NATIONAL park chiefs are hoping the organisation's 50th anniversary next year will prove to be the catalyst which ensures its survival.

Research indicates that the majority of people who make regular trips to the Yorkshire Dales are white, able-bodied, middle-aged and middle-class.

And a report warns that if no attempt is made to promote the attractions to a more diverse audience, there is a real risk that future generations will grow up without an appreciation of the great outdoors.

The report, compiled by the park authority's acting head of internal affairs Andrew Osbourne, says: "One of the conclusions which can be drawn is that the national park is becoming less relevant to younger people.

"Looking to the future, this could have a range of impacts. If new audiences are not made aware of the national park, then there will be a public decline in the support for their conservation and enhancement.

"Further, the long-term future of tourism and associated businesses could well be weakened."

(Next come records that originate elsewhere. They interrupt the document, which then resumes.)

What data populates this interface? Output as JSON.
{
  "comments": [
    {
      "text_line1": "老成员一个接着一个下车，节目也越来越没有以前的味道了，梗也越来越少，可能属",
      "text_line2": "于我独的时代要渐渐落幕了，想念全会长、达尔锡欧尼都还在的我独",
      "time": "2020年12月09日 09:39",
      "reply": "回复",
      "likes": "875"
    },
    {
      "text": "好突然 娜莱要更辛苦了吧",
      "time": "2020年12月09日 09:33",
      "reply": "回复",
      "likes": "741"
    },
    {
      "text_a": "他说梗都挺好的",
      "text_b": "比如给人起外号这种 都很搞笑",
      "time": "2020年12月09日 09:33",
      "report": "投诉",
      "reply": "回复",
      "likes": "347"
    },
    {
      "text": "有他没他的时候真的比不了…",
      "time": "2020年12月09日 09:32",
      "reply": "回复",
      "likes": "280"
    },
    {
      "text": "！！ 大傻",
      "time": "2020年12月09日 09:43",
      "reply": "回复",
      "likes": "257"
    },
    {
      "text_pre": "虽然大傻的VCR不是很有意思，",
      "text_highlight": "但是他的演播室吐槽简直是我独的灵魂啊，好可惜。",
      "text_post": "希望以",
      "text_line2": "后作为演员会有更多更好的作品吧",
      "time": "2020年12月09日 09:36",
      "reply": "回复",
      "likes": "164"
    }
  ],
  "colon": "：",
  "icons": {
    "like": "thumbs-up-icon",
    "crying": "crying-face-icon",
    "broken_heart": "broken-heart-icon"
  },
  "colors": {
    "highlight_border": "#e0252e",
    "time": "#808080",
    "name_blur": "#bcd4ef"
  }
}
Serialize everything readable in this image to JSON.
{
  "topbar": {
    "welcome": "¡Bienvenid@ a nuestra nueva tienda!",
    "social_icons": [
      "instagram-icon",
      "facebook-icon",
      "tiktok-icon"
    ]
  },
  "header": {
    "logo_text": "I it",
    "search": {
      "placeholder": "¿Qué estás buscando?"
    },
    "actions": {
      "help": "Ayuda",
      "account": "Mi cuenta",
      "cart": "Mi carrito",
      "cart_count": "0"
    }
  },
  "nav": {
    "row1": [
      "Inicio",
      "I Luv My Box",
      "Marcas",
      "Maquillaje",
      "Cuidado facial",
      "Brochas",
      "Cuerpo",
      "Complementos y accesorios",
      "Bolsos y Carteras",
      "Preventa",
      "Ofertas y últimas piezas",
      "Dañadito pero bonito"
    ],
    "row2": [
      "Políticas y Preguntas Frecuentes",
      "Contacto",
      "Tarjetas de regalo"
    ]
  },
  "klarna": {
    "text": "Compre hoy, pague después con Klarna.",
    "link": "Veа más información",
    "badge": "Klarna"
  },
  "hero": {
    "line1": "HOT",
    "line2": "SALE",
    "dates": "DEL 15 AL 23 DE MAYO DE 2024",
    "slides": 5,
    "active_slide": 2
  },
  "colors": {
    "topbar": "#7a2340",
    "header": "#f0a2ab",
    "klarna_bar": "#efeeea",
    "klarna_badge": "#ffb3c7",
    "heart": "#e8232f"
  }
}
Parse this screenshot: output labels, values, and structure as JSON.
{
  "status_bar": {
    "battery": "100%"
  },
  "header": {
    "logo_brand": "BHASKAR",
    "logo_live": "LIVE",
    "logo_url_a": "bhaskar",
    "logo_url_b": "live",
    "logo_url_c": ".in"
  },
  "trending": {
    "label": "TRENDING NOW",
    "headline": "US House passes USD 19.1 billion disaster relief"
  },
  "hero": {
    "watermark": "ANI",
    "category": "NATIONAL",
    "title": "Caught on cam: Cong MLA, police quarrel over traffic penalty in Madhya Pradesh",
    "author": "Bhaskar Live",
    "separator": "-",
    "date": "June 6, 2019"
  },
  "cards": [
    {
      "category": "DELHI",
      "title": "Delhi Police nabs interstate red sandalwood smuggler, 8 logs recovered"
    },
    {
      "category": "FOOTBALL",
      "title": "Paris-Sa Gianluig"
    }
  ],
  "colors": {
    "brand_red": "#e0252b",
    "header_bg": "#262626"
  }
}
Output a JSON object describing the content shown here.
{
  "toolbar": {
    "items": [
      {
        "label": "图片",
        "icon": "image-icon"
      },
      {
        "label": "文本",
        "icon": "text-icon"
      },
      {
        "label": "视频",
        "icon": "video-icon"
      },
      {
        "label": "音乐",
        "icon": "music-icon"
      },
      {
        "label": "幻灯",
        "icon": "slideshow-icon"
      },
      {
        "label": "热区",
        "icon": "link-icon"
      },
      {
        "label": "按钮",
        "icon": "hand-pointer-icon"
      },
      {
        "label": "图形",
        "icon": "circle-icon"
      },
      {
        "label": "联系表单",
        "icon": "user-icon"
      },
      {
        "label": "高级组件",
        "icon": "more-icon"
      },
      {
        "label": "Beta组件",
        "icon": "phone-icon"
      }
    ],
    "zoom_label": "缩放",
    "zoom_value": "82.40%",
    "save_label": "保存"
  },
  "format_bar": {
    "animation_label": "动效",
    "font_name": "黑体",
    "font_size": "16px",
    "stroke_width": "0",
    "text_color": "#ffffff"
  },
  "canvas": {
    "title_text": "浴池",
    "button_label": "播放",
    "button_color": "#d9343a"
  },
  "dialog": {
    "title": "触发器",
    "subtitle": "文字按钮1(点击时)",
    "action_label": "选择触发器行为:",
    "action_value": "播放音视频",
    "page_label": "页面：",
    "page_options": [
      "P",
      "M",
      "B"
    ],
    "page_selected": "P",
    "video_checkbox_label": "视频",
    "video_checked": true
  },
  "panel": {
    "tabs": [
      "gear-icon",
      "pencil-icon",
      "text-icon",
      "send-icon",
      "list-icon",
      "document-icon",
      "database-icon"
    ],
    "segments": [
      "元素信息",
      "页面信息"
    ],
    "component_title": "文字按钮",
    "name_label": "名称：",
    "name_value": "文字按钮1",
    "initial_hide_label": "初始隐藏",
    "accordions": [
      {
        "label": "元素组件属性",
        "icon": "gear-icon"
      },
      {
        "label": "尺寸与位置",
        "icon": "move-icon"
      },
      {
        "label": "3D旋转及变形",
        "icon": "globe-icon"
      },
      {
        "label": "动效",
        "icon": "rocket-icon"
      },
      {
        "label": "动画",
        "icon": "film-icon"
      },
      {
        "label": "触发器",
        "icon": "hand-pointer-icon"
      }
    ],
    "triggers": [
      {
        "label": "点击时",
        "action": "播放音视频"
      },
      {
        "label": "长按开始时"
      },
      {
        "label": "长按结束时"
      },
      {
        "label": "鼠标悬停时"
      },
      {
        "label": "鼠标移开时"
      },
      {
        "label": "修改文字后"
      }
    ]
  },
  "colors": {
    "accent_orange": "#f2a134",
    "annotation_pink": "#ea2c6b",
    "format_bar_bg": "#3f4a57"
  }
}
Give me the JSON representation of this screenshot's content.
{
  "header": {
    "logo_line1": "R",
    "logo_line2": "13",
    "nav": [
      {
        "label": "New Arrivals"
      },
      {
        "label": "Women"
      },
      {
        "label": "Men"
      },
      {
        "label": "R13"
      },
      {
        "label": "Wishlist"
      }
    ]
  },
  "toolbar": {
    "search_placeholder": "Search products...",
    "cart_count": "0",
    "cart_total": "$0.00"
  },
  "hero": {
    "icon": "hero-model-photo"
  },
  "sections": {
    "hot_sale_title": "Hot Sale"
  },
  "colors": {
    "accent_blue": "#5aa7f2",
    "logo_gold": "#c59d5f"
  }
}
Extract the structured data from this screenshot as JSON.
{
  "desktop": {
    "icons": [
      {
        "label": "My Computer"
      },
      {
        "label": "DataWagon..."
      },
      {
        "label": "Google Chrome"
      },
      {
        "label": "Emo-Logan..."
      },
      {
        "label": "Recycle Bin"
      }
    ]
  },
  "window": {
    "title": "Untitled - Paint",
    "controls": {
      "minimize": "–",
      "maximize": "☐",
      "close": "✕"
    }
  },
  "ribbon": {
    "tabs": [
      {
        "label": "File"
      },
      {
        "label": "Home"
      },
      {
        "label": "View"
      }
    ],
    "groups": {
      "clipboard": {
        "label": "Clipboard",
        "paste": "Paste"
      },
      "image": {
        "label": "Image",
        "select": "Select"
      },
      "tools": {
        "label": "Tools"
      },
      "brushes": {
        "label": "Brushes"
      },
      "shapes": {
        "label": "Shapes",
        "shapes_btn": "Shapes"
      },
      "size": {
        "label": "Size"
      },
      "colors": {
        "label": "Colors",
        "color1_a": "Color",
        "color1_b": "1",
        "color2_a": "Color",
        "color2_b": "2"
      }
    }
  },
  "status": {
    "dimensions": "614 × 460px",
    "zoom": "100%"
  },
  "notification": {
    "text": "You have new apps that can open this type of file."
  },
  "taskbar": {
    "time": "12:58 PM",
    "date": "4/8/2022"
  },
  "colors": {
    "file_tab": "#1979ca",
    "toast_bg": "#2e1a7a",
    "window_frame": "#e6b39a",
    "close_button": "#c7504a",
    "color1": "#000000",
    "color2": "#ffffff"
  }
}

The report, to be presented to the national park authority when it meets next week, suggests that during next year's 50th anniversary it should take its message into the inner cities, to schools, to shows and festivals, while a number of new marketing initiatives are developed to improve the profile of the Dales.

However, members will be reminded of the vital role local communities play in making the Yorkshire landscape what it is today, and events planned in 2004 should also celebrate their contribution, says the report.

Tuesday's meeting, in Muker, Swaledale, will be urged to sanction a working group which would be responsible for spearheading new initiatives to come under the 50th anniversary umbrella.

Mr Osbourne recommends: "While pursuing this new area of work and 'reaching out', the authority will be mindful of its traditional audiences and a complementary and integrated programme of initiatives will be developed for residents and current visitors.

"What is being proposed is - for this authority - a bold step forward, mainstreaming the authority's social inclusion work alongside the tried and tested traditional approaches taken to date."